#### Task instructions:
From the entries below, please gather each line containing the string "banner".

[Interface dataset entries]
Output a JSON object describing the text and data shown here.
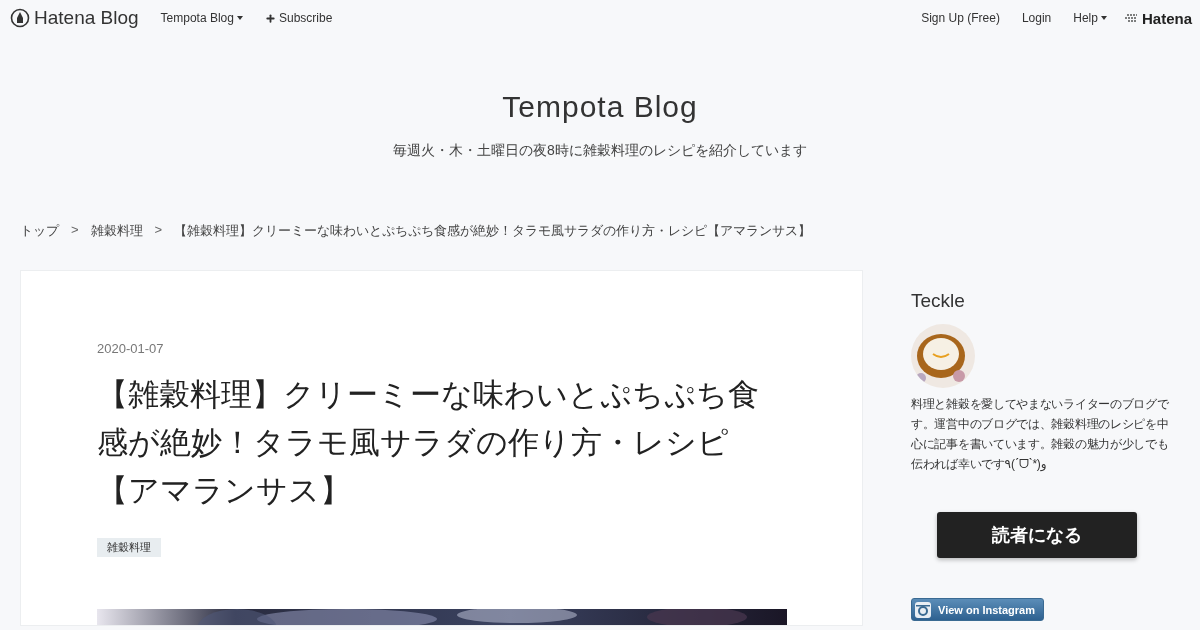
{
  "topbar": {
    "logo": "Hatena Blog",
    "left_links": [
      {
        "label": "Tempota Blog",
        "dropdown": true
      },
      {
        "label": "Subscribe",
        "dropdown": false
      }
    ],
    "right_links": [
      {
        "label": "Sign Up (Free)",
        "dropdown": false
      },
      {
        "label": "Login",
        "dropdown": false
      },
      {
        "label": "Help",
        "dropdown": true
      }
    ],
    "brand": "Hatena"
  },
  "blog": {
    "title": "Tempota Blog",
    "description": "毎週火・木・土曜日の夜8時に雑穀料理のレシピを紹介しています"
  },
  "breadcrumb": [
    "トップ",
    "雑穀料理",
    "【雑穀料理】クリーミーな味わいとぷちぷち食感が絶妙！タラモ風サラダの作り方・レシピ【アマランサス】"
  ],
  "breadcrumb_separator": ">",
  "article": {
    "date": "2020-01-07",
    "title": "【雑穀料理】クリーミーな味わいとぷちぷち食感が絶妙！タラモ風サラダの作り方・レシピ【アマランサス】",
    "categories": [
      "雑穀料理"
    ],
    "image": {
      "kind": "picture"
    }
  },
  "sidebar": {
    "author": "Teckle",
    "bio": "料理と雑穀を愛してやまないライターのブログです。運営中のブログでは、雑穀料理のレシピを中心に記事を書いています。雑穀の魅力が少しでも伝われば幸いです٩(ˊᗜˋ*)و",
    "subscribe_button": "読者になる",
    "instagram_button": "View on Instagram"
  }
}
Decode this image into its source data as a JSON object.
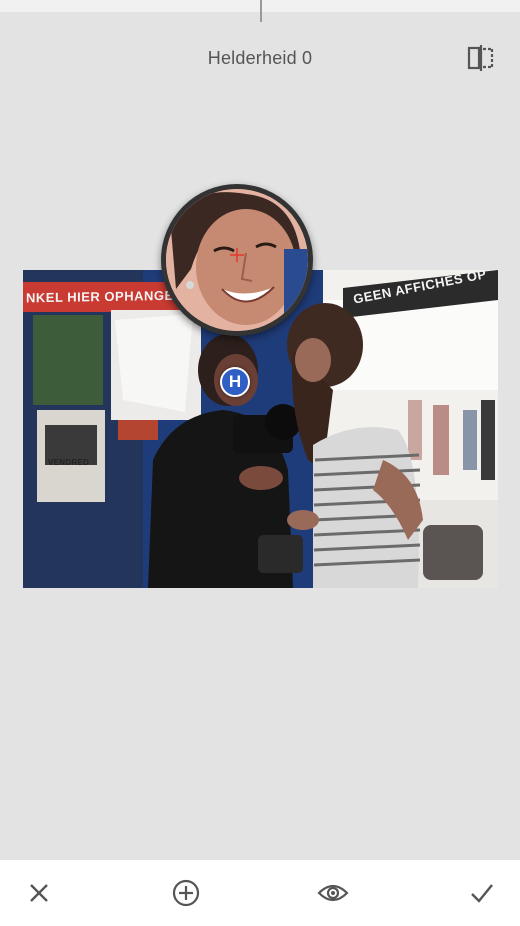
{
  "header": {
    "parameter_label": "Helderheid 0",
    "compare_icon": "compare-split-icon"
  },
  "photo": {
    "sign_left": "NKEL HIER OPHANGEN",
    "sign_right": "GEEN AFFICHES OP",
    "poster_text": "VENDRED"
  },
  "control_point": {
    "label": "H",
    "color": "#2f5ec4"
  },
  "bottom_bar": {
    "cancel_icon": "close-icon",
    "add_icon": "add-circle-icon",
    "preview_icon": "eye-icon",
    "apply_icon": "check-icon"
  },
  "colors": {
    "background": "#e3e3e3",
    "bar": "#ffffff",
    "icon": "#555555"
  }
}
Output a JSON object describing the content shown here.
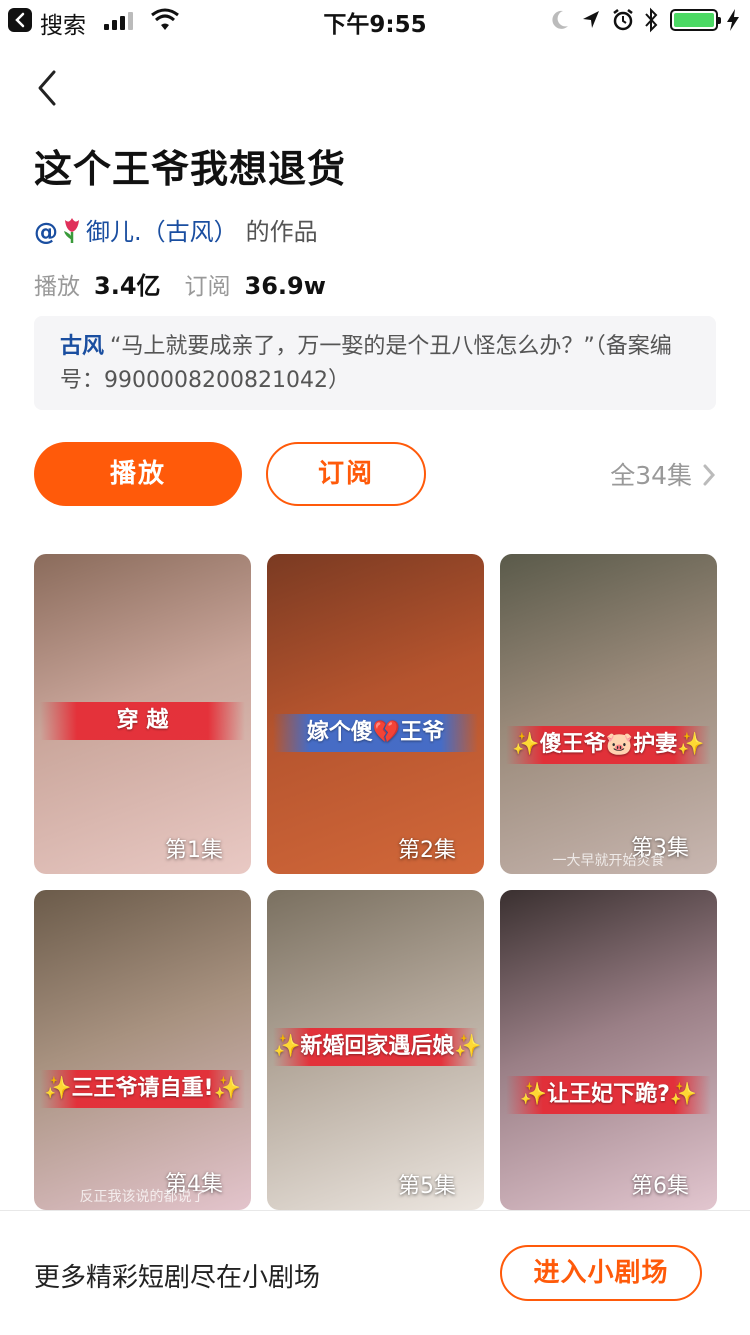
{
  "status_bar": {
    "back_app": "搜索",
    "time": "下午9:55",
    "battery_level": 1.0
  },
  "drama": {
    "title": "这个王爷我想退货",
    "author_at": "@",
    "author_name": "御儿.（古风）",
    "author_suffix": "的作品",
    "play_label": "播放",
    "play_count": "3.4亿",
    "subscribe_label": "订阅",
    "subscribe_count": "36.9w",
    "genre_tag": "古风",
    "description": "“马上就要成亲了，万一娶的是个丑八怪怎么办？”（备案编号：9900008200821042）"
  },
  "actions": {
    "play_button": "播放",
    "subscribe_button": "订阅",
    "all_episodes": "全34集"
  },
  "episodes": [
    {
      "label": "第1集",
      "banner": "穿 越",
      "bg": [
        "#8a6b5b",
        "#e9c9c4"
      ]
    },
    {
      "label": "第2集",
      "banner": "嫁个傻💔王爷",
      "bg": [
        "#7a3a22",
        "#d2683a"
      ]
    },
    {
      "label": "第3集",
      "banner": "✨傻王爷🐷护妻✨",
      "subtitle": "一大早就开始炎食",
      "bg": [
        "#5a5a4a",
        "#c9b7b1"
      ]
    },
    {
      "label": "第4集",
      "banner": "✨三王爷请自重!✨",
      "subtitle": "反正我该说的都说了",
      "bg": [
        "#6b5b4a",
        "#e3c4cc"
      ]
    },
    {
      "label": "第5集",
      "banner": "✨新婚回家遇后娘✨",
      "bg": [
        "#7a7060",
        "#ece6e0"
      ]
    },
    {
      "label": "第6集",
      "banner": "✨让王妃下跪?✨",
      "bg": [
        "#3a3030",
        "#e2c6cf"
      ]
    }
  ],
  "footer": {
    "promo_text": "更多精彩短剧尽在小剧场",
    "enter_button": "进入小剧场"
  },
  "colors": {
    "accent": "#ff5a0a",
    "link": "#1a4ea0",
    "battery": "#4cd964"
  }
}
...
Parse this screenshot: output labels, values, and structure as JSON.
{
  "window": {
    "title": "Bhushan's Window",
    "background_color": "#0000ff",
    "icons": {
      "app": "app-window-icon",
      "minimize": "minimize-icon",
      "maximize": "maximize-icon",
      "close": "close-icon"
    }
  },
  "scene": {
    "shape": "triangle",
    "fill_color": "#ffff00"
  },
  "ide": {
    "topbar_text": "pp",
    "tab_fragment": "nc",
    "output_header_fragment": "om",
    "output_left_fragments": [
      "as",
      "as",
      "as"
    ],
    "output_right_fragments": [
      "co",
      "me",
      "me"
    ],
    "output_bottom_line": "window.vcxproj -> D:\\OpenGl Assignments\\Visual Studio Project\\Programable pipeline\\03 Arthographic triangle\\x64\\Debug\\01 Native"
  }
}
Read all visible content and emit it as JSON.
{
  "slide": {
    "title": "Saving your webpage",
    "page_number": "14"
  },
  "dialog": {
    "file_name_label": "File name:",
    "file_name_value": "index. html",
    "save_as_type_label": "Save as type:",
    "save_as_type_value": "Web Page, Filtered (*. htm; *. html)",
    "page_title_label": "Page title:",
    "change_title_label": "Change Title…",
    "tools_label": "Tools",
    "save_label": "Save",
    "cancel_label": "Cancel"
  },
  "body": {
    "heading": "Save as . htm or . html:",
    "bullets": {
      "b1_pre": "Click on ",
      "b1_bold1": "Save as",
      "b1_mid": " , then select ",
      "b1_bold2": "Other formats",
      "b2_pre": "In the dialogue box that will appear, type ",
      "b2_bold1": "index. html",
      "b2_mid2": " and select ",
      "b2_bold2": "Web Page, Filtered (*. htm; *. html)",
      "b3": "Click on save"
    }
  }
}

#### Answer to this exercise:
      "banner": "穿 越",
      "banner": "嫁个傻💔王爷",
      "banner": "✨傻王爷🐷护妻✨",
      "banner": "✨三王爷请自重!✨",
      "banner": "✨新婚回家遇后娘✨",
      "banner": "✨让王妃下跪?✨",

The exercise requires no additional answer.